"Although better practices and better monetary policies have played some role in explaining the decline of U.S. output volatility in the past 10 to 15 years, good luck is probably the leading explanation," they said in a paper recently posted on the Fed's web site.

In the U.S. boom years of the 1990s, some had ventured so far as to proclaim the business cycle dead. How alive it is has since become abundantly and painfully clear -- just ask the 1.6 million Americans who lost their jobs last year.

Still, the fact that volatility has been lower is not in dispute.

From 1960 through 1983, annual rates of real GDP growth gyrated wildly quarter to quarter, with the annual rate dipping as low as a contraction of 8 percent and spiking as high as plus 15 percent -- a 23 percentage point swing.

Since then, growth from one quarter to the next has followed a much more even path, with changes in GDP oscillating in a relatively contained 11-point range.

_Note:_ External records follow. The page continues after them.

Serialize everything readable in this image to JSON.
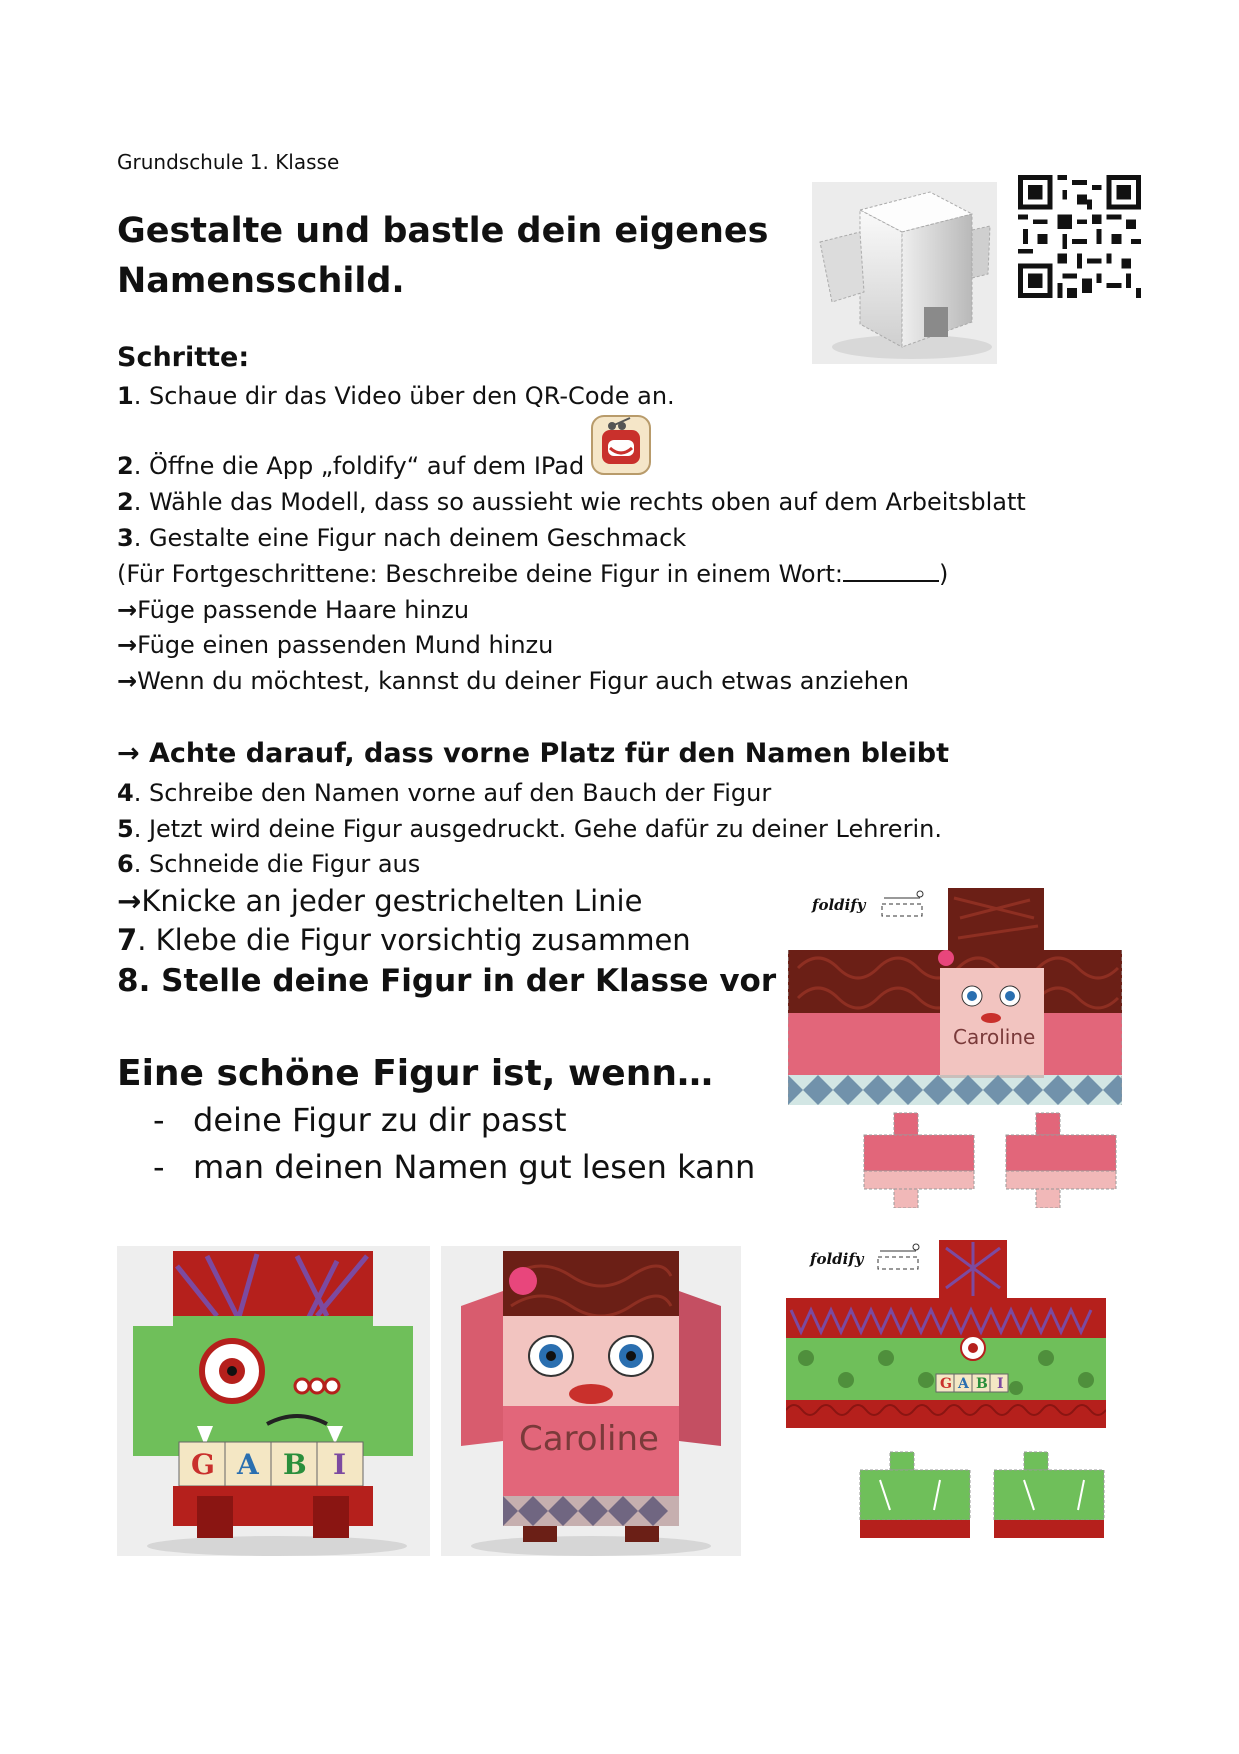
{
  "header": {
    "grade": "Grundschule 1. Klasse",
    "title_line1": "Gestalte und bastle dein eigenes",
    "title_line2": "Namensschild."
  },
  "steps": {
    "heading": "Schritte:",
    "s1_num": "1",
    "s1_text": ". Schaue dir das Video über den QR-Code an.",
    "s2a_num": "2",
    "s2a_text": ". Öffne die App „foldify“ auf dem IPad",
    "s2b_num": "2",
    "s2b_text": ". Wähle das Modell, dass so aussieht wie rechts oben auf dem Arbeitsblatt",
    "s3_num": "3",
    "s3_text": ". Gestalte eine Figur nach deinem Geschmack",
    "advanced_text": "(Für Fortgeschrittene: Beschreibe deine Figur in einem Wort:",
    "advanced_close": ")",
    "arrow": "→",
    "tip1": "Füge passende Haare hinzu",
    "tip2": "Füge einen passenden Mund hinzu",
    "tip3": "Wenn du möchtest, kannst du deiner Figur auch etwas anziehen",
    "important": " Achte darauf, dass vorne Platz für den Namen bleibt",
    "s4_num": "4",
    "s4_text": ". Schreibe den Namen vorne auf den Bauch der Figur",
    "s5_num": "5",
    "s5_text": ". Jetzt wird deine Figur ausgedruckt. Gehe dafür zu deiner Lehrerin.",
    "s6_num": "6",
    "s6_text": ". Schneide die Figur aus",
    "fold": "Knicke an jeder gestrichelten Linie",
    "s7_num": "7",
    "s7_text": ". Klebe die Figur vorsichtig zusammen",
    "s8": "8. Stelle deine Figur in der Klasse vor"
  },
  "criteria": {
    "heading": "Eine schöne Figur ist, wenn…",
    "dash": "-",
    "items": [
      "deine Figur zu dir passt",
      "man deinen Namen gut lesen kann"
    ]
  },
  "images": {
    "logo": "foldify",
    "name_caroline": "Caroline",
    "name_gabi": [
      "G",
      "A",
      "B",
      "I"
    ],
    "icons": [
      "qr-code-icon",
      "foldify-app-icon",
      "scissors-icon"
    ]
  },
  "colors": {
    "pink": "#e2667a",
    "hair": "#6b1f16",
    "green": "#6fbf5a",
    "red": "#b5201c",
    "purple": "#7c4aa0"
  }
}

What's more, there have been only two recessions, both brief and shallow by historical standards, with the most recent appearing to have ended early this year.

The Fed researchers determined that the volatility of growth had been cut in half. But why?

If it had been mostly due to better monetary policy, the downward shift should be most evident in the tempering of business cycle peaks and troughs, while better inventory management would likely smooth growth within a cycle.

But the researchers found volatility reduced in equal proportion whether gauging it over the course of full cycles, or examining the shorter-run changes in GDP in between.

It seemed unlikely that better policy and business practices would have such an equal impact, and the researchers reasoned that volatility had been reduced because of fewer and smaller shocks to the economy.

In other words, luck was due the credit, a finding that withstood their further econometric testing.